Directions => The word "Táblázat" occurs in some lines of the data. Return each such line.

Supplied material =>
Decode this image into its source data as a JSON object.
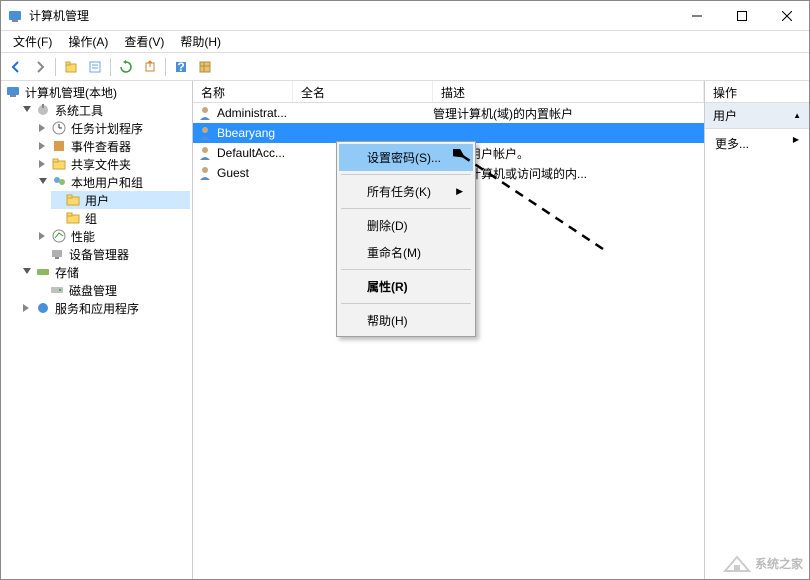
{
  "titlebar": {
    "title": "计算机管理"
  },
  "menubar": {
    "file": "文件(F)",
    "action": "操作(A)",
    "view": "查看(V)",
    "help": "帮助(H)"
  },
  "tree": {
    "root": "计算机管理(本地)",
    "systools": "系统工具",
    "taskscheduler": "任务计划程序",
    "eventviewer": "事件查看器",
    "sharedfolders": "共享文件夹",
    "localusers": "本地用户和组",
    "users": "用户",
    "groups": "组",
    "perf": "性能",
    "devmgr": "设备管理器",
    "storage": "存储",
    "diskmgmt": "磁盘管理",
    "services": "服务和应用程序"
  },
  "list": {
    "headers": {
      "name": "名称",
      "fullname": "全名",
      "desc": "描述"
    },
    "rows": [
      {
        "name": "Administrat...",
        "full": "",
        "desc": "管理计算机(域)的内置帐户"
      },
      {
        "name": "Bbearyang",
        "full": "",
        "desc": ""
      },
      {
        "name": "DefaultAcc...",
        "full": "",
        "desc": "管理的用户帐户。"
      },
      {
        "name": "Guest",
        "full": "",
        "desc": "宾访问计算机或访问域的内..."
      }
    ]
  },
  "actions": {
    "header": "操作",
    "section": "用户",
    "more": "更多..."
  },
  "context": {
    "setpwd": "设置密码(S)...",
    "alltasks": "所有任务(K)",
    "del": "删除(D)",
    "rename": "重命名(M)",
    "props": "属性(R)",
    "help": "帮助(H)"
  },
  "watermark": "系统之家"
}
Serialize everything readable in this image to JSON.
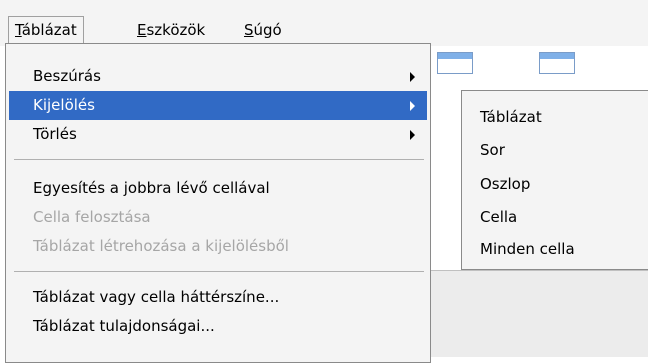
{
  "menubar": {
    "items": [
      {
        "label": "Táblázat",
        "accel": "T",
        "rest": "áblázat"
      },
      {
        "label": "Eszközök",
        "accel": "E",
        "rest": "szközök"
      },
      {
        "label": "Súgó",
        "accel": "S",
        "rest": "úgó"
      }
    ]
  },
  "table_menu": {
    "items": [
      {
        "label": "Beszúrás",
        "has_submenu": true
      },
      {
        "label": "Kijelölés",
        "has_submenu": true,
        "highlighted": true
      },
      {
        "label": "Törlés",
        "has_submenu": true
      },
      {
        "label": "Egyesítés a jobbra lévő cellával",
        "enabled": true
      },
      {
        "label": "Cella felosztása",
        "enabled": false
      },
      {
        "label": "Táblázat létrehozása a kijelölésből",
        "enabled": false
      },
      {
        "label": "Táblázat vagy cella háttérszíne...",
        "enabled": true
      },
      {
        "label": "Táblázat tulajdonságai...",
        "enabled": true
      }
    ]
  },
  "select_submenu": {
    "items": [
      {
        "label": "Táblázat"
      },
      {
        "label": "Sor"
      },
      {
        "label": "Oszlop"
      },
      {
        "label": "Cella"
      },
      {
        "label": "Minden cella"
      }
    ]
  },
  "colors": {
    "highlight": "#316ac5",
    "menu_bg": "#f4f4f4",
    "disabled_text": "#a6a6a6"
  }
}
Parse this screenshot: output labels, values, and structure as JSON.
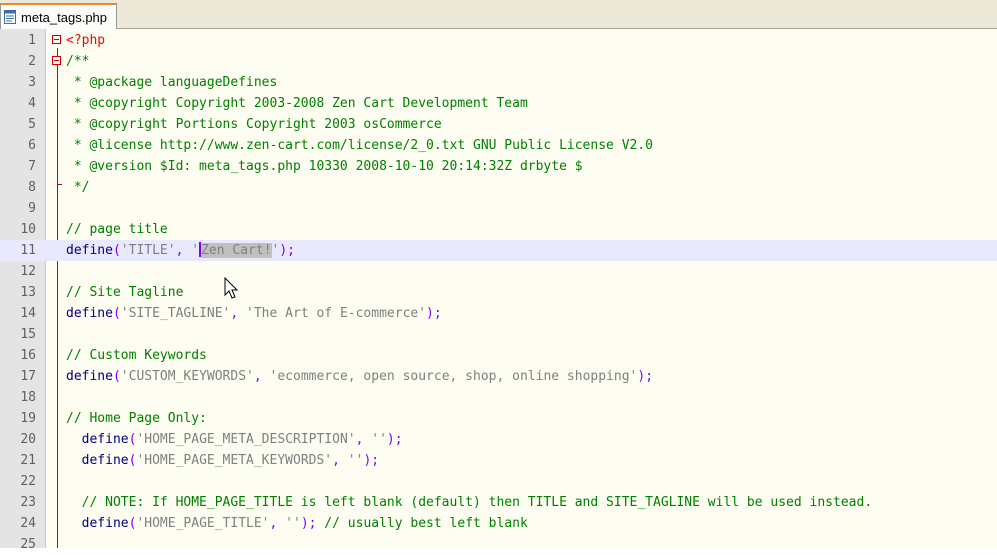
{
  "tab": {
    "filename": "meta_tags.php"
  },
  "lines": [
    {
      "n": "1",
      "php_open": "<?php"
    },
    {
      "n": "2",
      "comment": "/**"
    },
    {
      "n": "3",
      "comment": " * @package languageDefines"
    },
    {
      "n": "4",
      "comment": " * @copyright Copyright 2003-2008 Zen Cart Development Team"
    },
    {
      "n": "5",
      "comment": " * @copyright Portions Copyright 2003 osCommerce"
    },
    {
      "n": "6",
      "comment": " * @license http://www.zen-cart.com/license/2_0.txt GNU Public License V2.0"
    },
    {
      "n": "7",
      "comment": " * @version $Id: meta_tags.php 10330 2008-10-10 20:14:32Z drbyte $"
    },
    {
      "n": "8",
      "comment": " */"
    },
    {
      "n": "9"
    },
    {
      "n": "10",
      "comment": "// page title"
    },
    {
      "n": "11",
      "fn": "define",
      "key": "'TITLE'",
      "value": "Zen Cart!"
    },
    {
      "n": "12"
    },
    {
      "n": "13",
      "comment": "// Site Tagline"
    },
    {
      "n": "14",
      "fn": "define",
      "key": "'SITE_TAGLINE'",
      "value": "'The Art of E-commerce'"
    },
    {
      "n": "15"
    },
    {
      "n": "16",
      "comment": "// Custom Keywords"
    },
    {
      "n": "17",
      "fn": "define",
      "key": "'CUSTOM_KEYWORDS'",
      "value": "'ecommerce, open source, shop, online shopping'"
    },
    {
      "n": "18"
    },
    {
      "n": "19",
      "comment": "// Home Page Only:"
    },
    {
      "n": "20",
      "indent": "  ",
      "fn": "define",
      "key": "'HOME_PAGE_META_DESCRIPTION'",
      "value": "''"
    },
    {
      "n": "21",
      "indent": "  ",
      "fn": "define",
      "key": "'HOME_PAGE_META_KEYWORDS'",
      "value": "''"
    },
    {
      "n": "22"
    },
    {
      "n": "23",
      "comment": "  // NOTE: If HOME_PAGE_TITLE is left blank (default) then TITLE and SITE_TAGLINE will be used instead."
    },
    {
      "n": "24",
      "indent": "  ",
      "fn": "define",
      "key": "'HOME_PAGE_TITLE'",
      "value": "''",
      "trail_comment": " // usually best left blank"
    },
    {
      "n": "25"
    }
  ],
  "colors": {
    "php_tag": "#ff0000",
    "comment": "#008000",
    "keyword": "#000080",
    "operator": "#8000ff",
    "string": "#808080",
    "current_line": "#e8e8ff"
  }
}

Written response =>
        "label": "Táblázat",
        "label": "Táblázat létrehozása a kijelölésből",
        "label": "Táblázat vagy cella háttérszíne...",
        "label": "Táblázat tulajdonságai...",
        "label": "Táblázat"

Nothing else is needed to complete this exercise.